**Description of the task**
Report every line in the listing below where the string "scroll" shows up.

**Data**
·····

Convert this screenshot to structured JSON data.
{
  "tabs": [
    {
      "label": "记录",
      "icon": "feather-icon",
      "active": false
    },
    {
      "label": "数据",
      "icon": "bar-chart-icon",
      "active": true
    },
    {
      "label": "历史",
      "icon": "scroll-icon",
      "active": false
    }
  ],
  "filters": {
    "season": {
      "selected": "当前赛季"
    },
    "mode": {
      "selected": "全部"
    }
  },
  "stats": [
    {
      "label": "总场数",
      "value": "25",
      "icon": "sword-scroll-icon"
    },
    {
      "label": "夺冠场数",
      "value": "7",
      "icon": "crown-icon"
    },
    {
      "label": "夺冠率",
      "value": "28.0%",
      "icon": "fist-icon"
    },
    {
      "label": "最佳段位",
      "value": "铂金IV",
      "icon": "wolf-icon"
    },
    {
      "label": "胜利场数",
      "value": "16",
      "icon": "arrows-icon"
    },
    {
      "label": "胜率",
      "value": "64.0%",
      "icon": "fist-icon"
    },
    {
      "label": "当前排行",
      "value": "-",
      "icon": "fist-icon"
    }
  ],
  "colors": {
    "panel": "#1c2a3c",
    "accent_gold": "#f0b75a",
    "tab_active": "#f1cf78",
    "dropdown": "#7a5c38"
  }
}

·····

**Written solution**
      "icon": "scroll-icon",
      "icon": "sword-scroll-icon"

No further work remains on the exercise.